### Work order
This exercise calls for retyping every line below exactly, with the images omitted.

Page and application data records
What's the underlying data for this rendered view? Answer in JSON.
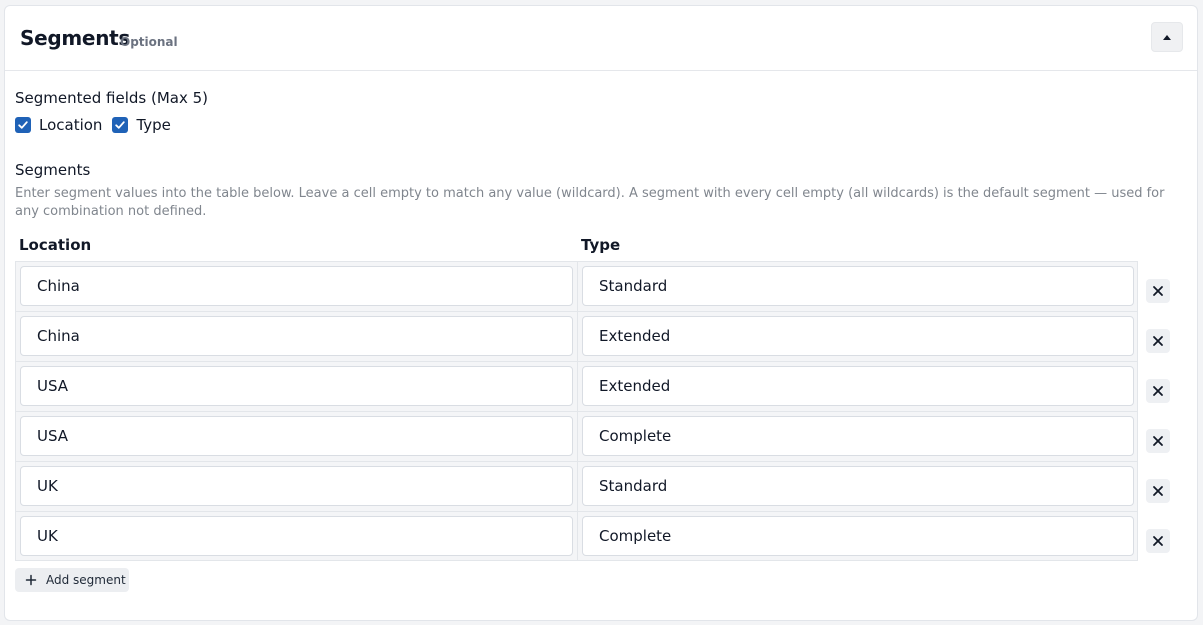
{
  "header": {
    "title": "Segments",
    "tag": "Optional",
    "collapse_icon": "caret-up-icon"
  },
  "fields": {
    "label": "Segmented fields (Max 5)",
    "options": [
      {
        "label": "Location",
        "checked": true
      },
      {
        "label": "Type",
        "checked": true
      }
    ]
  },
  "segments": {
    "label": "Segments",
    "help": "Enter segment values into the table below. Leave a cell empty to match any value (wildcard). A segment with every cell empty (all wildcards) is the default segment — used for any combination not defined.",
    "columns": [
      "Location",
      "Type"
    ],
    "rows": [
      [
        "China",
        "Standard"
      ],
      [
        "China",
        "Extended"
      ],
      [
        "USA",
        "Extended"
      ],
      [
        "USA",
        "Complete"
      ],
      [
        "UK",
        "Standard"
      ],
      [
        "UK",
        "Complete"
      ]
    ],
    "add_label": "Add segment"
  },
  "colors": {
    "accent": "#1f62b7",
    "muted": "#80868e"
  }
}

### The completed task
What's the underlying data for this rendered view? Answer in JSON.
{
  "header": {
    "title": "Segments",
    "tag": "Optional",
    "collapse_icon": "caret-up-icon"
  },
  "fields": {
    "label": "Segmented fields (Max 5)",
    "options": [
      {
        "label": "Location",
        "checked": true
      },
      {
        "label": "Type",
        "checked": true
      }
    ]
  },
  "segments": {
    "label": "Segments",
    "help": "Enter segment values into the table below. Leave a cell empty to match any value (wildcard). A segment with every cell empty (all wildcards) is the default segment — used for any combination not defined.",
    "columns": [
      "Location",
      "Type"
    ],
    "rows": [
      [
        "China",
        "Standard"
      ],
      [
        "China",
        "Extended"
      ],
      [
        "USA",
        "Extended"
      ],
      [
        "USA",
        "Complete"
      ],
      [
        "UK",
        "Standard"
      ],
      [
        "UK",
        "Complete"
      ]
    ],
    "add_label": "Add segment"
  },
  "colors": {
    "accent": "#1f62b7",
    "muted": "#80868e"
  }
}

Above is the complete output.